╭─ Extracted records

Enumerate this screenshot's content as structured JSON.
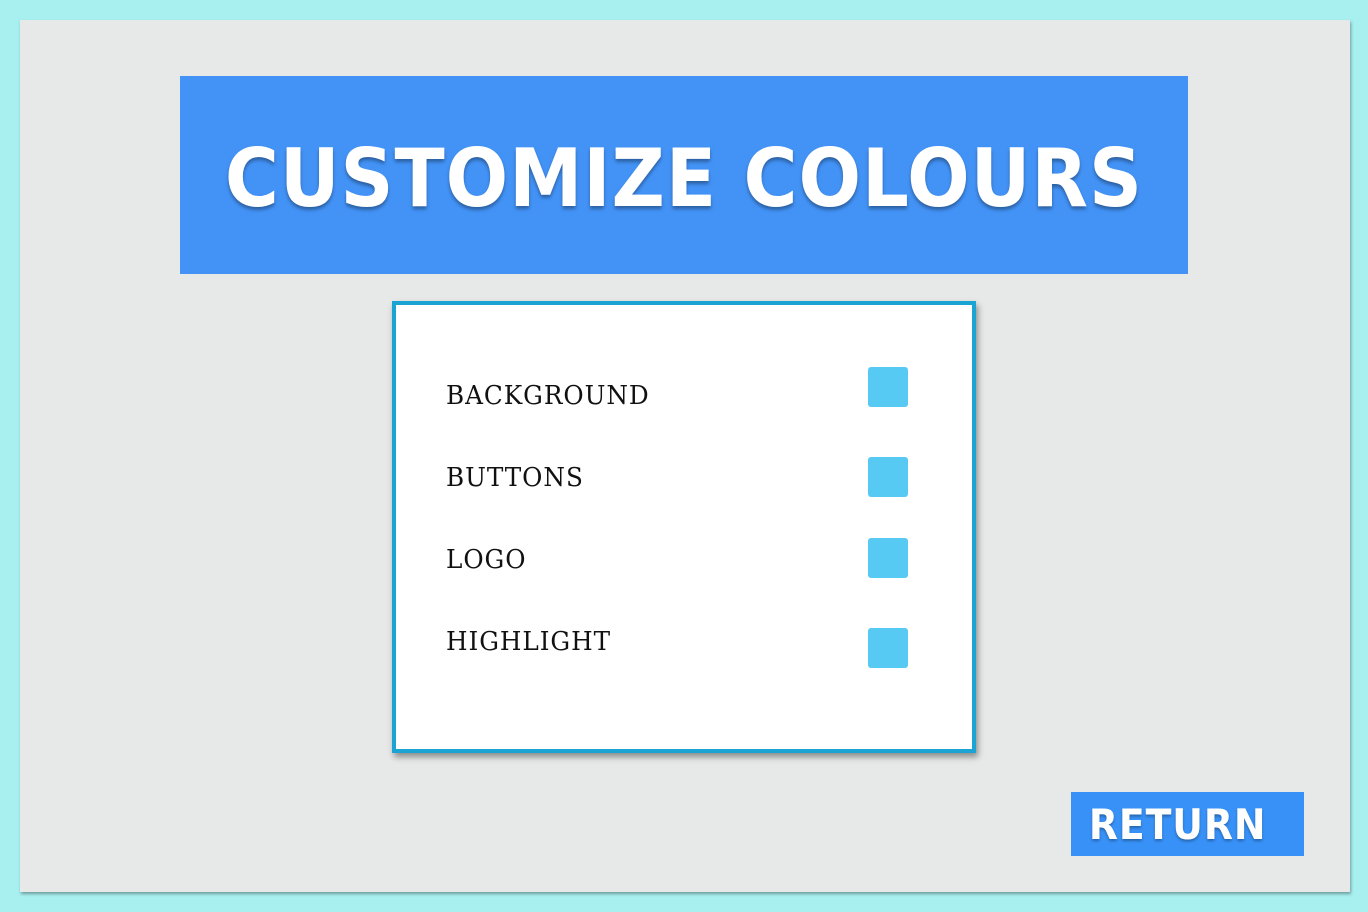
{
  "title": "CUSTOMIZE COLOURS",
  "colors": {
    "page_background": "#a8f0f0",
    "frame_background": "#e7e8e8",
    "banner": "#4393f7",
    "panel_border": "#1aa3d3",
    "return_button": "#3791f7"
  },
  "color_options": [
    {
      "label": "BACKGROUND",
      "swatch_color": "#56caf2"
    },
    {
      "label": "BUTTONS",
      "swatch_color": "#56caf2"
    },
    {
      "label": "LOGO",
      "swatch_color": "#56caf2"
    },
    {
      "label": "HIGHLIGHT",
      "swatch_color": "#56caf2"
    }
  ],
  "return_label": "RETURN"
}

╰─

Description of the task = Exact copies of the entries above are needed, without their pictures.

Response to the exercise =
Enumerate this screenshot's content as structured JSON.
{
  "title": "CUSTOMIZE COLOURS",
  "colors": {
    "page_background": "#a8f0f0",
    "frame_background": "#e7e8e8",
    "banner": "#4393f7",
    "panel_border": "#1aa3d3",
    "return_button": "#3791f7"
  },
  "color_options": [
    {
      "label": "BACKGROUND",
      "swatch_color": "#56caf2"
    },
    {
      "label": "BUTTONS",
      "swatch_color": "#56caf2"
    },
    {
      "label": "LOGO",
      "swatch_color": "#56caf2"
    },
    {
      "label": "HIGHLIGHT",
      "swatch_color": "#56caf2"
    }
  ],
  "return_label": "RETURN"
}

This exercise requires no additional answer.